**Instructions for the task**
Copy whichever lines of the data hold the word "Subaru".

**Extracted records**
· · · · ·

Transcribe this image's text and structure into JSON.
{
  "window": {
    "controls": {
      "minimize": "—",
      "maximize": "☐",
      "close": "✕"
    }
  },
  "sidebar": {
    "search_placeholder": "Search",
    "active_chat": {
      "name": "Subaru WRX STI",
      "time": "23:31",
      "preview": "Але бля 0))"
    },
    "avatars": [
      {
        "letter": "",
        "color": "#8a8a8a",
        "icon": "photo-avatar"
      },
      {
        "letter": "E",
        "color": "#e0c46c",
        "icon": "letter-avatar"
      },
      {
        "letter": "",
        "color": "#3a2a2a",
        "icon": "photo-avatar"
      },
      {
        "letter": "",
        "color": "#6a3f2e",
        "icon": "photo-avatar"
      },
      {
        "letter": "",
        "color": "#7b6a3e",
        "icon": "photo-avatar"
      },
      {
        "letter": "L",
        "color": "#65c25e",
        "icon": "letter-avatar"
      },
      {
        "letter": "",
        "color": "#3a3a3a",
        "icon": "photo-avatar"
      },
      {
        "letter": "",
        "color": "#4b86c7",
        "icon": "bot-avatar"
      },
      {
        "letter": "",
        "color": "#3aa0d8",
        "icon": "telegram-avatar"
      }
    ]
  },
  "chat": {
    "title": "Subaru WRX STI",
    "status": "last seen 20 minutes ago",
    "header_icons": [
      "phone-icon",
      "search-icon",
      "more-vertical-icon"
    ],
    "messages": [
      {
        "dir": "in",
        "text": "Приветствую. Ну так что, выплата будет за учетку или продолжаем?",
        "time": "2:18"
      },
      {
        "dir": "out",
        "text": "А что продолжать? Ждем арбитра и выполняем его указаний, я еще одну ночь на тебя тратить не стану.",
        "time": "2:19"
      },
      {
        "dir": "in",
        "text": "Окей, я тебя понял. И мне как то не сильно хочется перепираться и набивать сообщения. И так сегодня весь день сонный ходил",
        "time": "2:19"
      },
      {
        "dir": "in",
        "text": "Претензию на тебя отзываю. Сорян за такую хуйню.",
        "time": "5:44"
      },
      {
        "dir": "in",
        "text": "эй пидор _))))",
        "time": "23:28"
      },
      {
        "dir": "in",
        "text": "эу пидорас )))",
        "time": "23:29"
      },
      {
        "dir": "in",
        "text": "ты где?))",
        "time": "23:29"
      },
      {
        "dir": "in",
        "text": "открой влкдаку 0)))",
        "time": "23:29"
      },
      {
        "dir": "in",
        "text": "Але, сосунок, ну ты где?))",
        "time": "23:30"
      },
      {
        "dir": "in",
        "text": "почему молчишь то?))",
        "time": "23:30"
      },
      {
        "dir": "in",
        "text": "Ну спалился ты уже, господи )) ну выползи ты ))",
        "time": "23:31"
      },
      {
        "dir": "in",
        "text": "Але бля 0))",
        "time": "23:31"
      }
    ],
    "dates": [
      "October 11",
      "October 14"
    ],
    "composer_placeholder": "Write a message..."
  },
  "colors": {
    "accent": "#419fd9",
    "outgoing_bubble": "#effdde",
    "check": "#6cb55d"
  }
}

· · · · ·

**Task answer**
      "name": "Subaru WRX STI",
    "title": "Subaru WRX STI",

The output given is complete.